It was not long ago that buildings were very simple. Four walls and a roof would contain the requirements of every day life from a cooking area to bathroom, a living room to the dining room. The great majority of British citizens lived in the modest sized properties, which were built for purpose and functionality.
Larger properties, built for the wealthy and the aristocracy, were however different: not only were they built for functionality but they were also built on a scale and in a style to impress. These magnificent properties, which still can be seen across the United Kingdom in some numbers, are a wonderful legacy for the nation but of course pose their own problems. Not the least of these problems lies in their future use and upkeep – just how can a magnificent country house, built to house an aristocratic family, their guests and servants, then be efficiently utilized to serve a purpose when that family no longer owns the property?

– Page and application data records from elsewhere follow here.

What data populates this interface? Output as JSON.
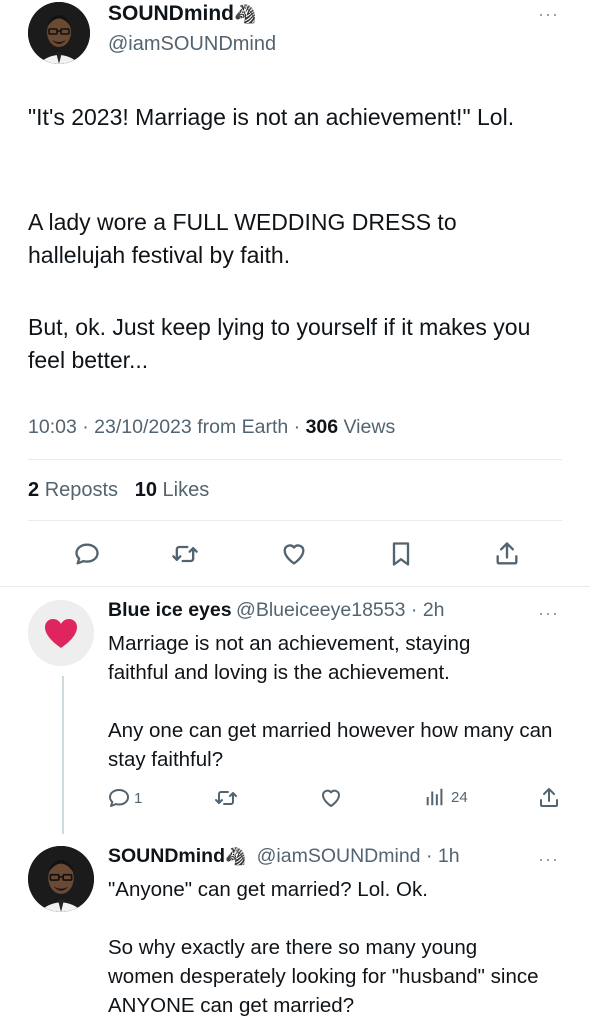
{
  "main_tweet": {
    "author_name": "SOUNDmind",
    "author_emoji": "🦓",
    "author_handle": "@iamSOUNDmind",
    "more": "···",
    "paragraphs": [
      "\"It's 2023! Marriage is not an achievement!\" Lol.",
      "A lady wore a FULL WEDDING DRESS to hallelujah festival by faith.",
      "But, ok. Just keep lying to yourself if it makes you feel better..."
    ],
    "time": "10:03",
    "date": "23/10/2023",
    "source": "from Earth",
    "views_count": "306",
    "views_label": "Views",
    "reposts_count": "2",
    "reposts_label": "Reposts",
    "likes_count": "10",
    "likes_label": "Likes"
  },
  "reply1": {
    "author_name": "Blue ice eyes",
    "author_handle": "@Blueiceeye18553",
    "time": "2h",
    "more": "···",
    "avatar_emoji": "❤️",
    "paragraphs": [
      "Marriage is not an achievement, staying faithful and loving is the achievement.",
      "Any one can get married however how many can stay faithful?"
    ],
    "reply_count": "1",
    "views_count": "24"
  },
  "reply2": {
    "author_name": "SOUNDmind",
    "author_emoji": "🦓",
    "author_handle": "@iamSOUNDmind",
    "time": "1h",
    "more": "···",
    "paragraphs": [
      "\"Anyone\" can get married? Lol. Ok.",
      "So why exactly are there so many young women desperately looking for \"husband\" since ANYONE can get married?"
    ]
  },
  "colors": {
    "text": "#0f1419",
    "secondary": "#536471",
    "divider": "#e6ecf0",
    "heart": "#e0245e"
  }
}
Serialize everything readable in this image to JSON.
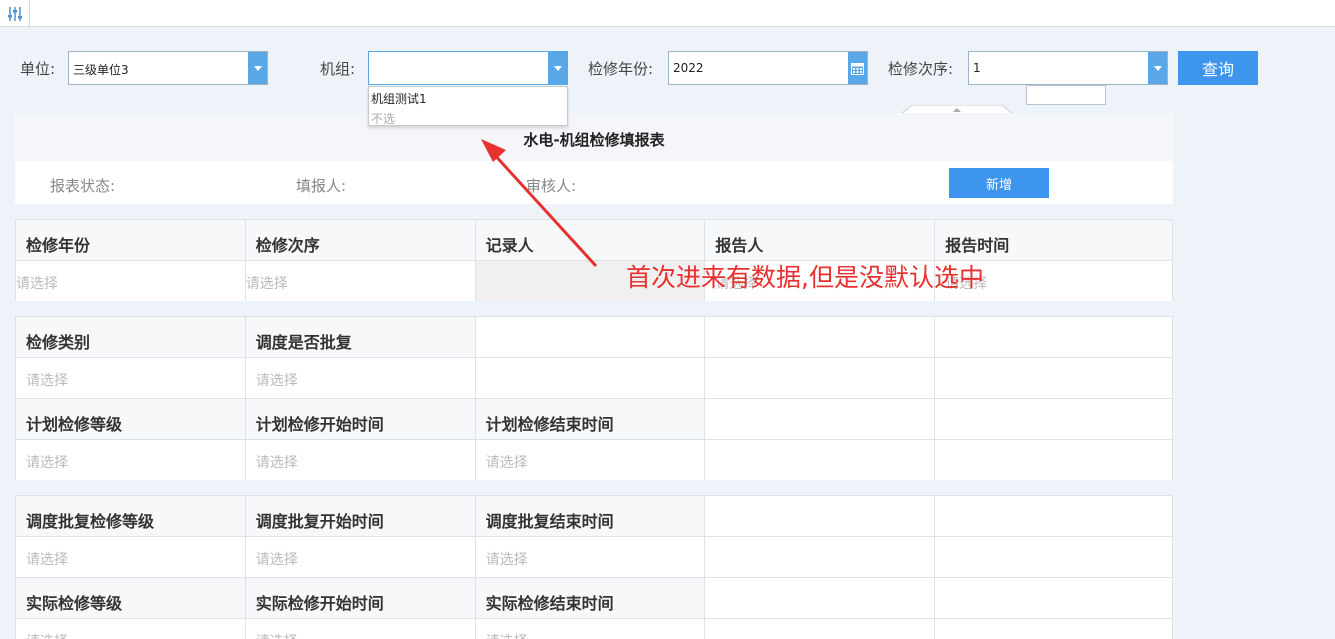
{
  "filters": {
    "unit_label": "单位:",
    "unit_value": "三级单位3",
    "group_label": "机组:",
    "group_value": "",
    "year_label": "检修年份:",
    "year_value": "2022",
    "order_label": "检修次序:",
    "order_value": "1",
    "query_label": "查询"
  },
  "dropdown": {
    "options": [
      "机组测试1",
      "不选"
    ]
  },
  "report": {
    "title": "水电-机组检修填报表",
    "status_label": "报表状态:",
    "filler_label": "填报人:",
    "reviewer_label": "审核人:",
    "add_label": "新增"
  },
  "grid1": {
    "headers": [
      "检修年份",
      "检修次序",
      "记录人",
      "报告人",
      "报告时间"
    ],
    "placeholder": "请选择"
  },
  "grid2": {
    "row1_headers": [
      "检修类别",
      "调度是否批复"
    ],
    "row2_headers": [
      "计划检修等级",
      "计划检修开始时间",
      "计划检修结束时间"
    ],
    "placeholder": "请选择"
  },
  "grid3": {
    "row1_headers": [
      "调度批复检修等级",
      "调度批复开始时间",
      "调度批复结束时间"
    ],
    "row2_headers": [
      "实际检修等级",
      "实际检修开始时间",
      "实际检修结束时间"
    ],
    "placeholder": "请选择"
  },
  "annotation": {
    "text": "首次进来有数据,但是没默认选中",
    "color": "#e8302f"
  },
  "colors": {
    "accent": "#3e95ee",
    "combo_button": "#5aa7e8"
  }
}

A number of these properties have been left to the nation and are operated by the National Trust – whilst the properties may generate income from visitors, letting’s and other commercial ventures, most of them have to be heavily subsidized by the Trust. Most people would agree that this is a price, which is certainly worth paying for the privilege of having these properties maintained to their former glory for the citizens of today and tomorrow.
However the great majority of larger, older British properties do not have the support of the National Trust and the organizations and families that own them usually have to make them pay commercially. One proven route is to turn them into luxury high quality hotels – an ideal way to exploit their site, history and undoubted if varying charms.
There are often strict regulations associated with such conversions and numerous additions, essential to the modern public building, have to be incorporated into buildings, which were not built with such changes in mind.
Fire regulations are a case in point. Strict regulations are in place to safeguard public safety but the unsympathetic placement of hoses and extinguishers, emergency lighting and alarm points can dramatically affect the historic nature and character of a beautiful old building. Another modern day feature is air conditioning, which by its nature requires ducting and pipes to be run to and from each unit. Exactly where the unit is to be placed and how and where the ducting and pipe work must run offers a real challenge to the historically minded architect.